◆ EXERCISE: Could you reproduce every entry that follows, exactly as shown?

◆ RECORDS:
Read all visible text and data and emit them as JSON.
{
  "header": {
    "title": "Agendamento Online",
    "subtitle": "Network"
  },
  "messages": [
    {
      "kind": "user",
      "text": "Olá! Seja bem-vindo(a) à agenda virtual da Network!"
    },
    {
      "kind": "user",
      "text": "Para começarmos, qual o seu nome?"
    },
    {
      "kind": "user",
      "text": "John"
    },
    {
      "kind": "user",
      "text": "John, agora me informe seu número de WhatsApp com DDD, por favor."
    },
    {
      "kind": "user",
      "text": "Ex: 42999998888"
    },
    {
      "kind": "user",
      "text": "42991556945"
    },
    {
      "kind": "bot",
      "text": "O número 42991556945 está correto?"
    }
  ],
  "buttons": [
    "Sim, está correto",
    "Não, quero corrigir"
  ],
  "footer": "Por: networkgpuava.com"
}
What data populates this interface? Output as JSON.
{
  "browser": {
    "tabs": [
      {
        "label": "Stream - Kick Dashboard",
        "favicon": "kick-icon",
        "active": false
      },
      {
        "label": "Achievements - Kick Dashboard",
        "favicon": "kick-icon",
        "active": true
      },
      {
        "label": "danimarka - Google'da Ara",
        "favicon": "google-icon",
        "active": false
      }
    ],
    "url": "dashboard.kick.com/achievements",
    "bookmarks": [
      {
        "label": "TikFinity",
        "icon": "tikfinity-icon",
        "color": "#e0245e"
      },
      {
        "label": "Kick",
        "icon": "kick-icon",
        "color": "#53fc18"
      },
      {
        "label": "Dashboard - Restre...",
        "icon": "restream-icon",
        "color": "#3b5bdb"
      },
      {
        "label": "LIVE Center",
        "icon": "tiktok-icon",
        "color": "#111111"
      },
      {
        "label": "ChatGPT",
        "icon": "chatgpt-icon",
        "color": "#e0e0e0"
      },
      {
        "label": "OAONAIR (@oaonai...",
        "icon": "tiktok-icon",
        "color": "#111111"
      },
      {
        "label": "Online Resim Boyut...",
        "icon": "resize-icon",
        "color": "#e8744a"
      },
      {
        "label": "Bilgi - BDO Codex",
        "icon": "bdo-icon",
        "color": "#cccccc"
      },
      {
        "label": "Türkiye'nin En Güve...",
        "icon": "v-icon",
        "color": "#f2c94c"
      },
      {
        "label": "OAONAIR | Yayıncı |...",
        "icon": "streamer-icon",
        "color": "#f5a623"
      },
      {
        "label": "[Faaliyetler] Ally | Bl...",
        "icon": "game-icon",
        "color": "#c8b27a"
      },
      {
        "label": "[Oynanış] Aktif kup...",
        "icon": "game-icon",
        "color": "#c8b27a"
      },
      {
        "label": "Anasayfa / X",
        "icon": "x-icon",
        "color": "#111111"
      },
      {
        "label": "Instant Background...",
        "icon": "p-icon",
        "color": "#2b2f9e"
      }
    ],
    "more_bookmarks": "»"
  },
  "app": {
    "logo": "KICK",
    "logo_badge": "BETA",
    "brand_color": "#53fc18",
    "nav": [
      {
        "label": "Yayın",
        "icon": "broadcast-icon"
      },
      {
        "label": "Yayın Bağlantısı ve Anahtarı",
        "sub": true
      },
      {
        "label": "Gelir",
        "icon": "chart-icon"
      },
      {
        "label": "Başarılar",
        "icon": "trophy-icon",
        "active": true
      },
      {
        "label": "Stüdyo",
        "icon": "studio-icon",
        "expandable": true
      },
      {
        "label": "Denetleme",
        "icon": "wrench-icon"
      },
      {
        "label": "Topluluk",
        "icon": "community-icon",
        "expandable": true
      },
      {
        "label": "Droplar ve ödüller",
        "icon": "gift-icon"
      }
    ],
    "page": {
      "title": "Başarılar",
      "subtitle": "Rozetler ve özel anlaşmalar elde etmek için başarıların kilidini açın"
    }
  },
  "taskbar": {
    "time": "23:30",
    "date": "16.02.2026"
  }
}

◆ RESPONSE TO THIS EXERCISE:
Read all visible text and data and emit them as JSON.
{
  "header": {
    "title": "Agendamento Online",
    "subtitle": "Network"
  },
  "messages": [
    {
      "kind": "user",
      "text": "Olá! Seja bem-vindo(a) à agenda virtual da Network!"
    },
    {
      "kind": "user",
      "text": "Para começarmos, qual o seu nome?"
    },
    {
      "kind": "user",
      "text": "John"
    },
    {
      "kind": "user",
      "text": "John, agora me informe seu número de WhatsApp com DDD, por favor."
    },
    {
      "kind": "user",
      "text": "Ex: 42999998888"
    },
    {
      "kind": "user",
      "text": "42991556945"
    },
    {
      "kind": "bot",
      "text": "O número 42991556945 está correto?"
    }
  ],
  "buttons": [
    "Sim, está correto",
    "Não, quero corrigir"
  ],
  "footer": "Por: networkgpuava.com"
}
What data populates this interface? Output as JSON.
{
  "browser": {
    "tabs": [
      {
        "label": "Stream - Kick Dashboard",
        "favicon": "kick-icon",
        "active": false
      },
      {
        "label": "Achievements - Kick Dashboard",
        "favicon": "kick-icon",
        "active": true
      },
      {
        "label": "danimarka - Google'da Ara",
        "favicon": "google-icon",
        "active": false
      }
    ],
    "url": "dashboard.kick.com/achievements",
    "bookmarks": [
      {
        "label": "TikFinity",
        "icon": "tikfinity-icon",
        "color": "#e0245e"
      },
      {
        "label": "Kick",
        "icon": "kick-icon",
        "color": "#53fc18"
      },
      {
        "label": "Dashboard - Restre...",
        "icon": "restream-icon",
        "color": "#3b5bdb"
      },
      {
        "label": "LIVE Center",
        "icon": "tiktok-icon",
        "color": "#111111"
      },
      {
        "label": "ChatGPT",
        "icon": "chatgpt-icon",
        "color": "#e0e0e0"
      },
      {
        "label": "OAONAIR (@oaonai...",
        "icon": "tiktok-icon",
        "color": "#111111"
      },
      {
        "label": "Online Resim Boyut...",
        "icon": "resize-icon",
        "color": "#e8744a"
      },
      {
        "label": "Bilgi - BDO Codex",
        "icon": "bdo-icon",
        "color": "#cccccc"
      },
      {
        "label": "Türkiye'nin En Güve...",
        "icon": "v-icon",
        "color": "#f2c94c"
      },
      {
        "label": "OAONAIR | Yayıncı |...",
        "icon": "streamer-icon",
        "color": "#f5a623"
      },
      {
        "label": "[Faaliyetler] Ally | Bl...",
        "icon": "game-icon",
        "color": "#c8b27a"
      },
      {
        "label": "[Oynanış] Aktif kup...",
        "icon": "game-icon",
        "color": "#c8b27a"
      },
      {
        "label": "Anasayfa / X",
        "icon": "x-icon",
        "color": "#111111"
      },
      {
        "label": "Instant Background...",
        "icon": "p-icon",
        "color": "#2b2f9e"
      }
    ],
    "more_bookmarks": "»"
  },
  "app": {
    "logo": "KICK",
    "logo_badge": "BETA",
    "brand_color": "#53fc18",
    "nav": [
      {
        "label": "Yayın",
        "icon": "broadcast-icon"
      },
      {
        "label": "Yayın Bağlantısı ve Anahtarı",
        "sub": true
      },
      {
        "label": "Gelir",
        "icon": "chart-icon"
      },
      {
        "label": "Başarılar",
        "icon": "trophy-icon",
        "active": true
      },
      {
        "label": "Stüdyo",
        "icon": "studio-icon",
        "expandable": true
      },
      {
        "label": "Denetleme",
        "icon": "wrench-icon"
      },
      {
        "label": "Topluluk",
        "icon": "community-icon",
        "expandable": true
      },
      {
        "label": "Droplar ve ödüller",
        "icon": "gift-icon"
      }
    ],
    "page": {
      "title": "Başarılar",
      "subtitle": "Rozetler ve özel anlaşmalar elde etmek için başarıların kilidini açın"
    }
  },
  "taskbar": {
    "time": "23:30",
    "date": "16.02.2026"
  }
}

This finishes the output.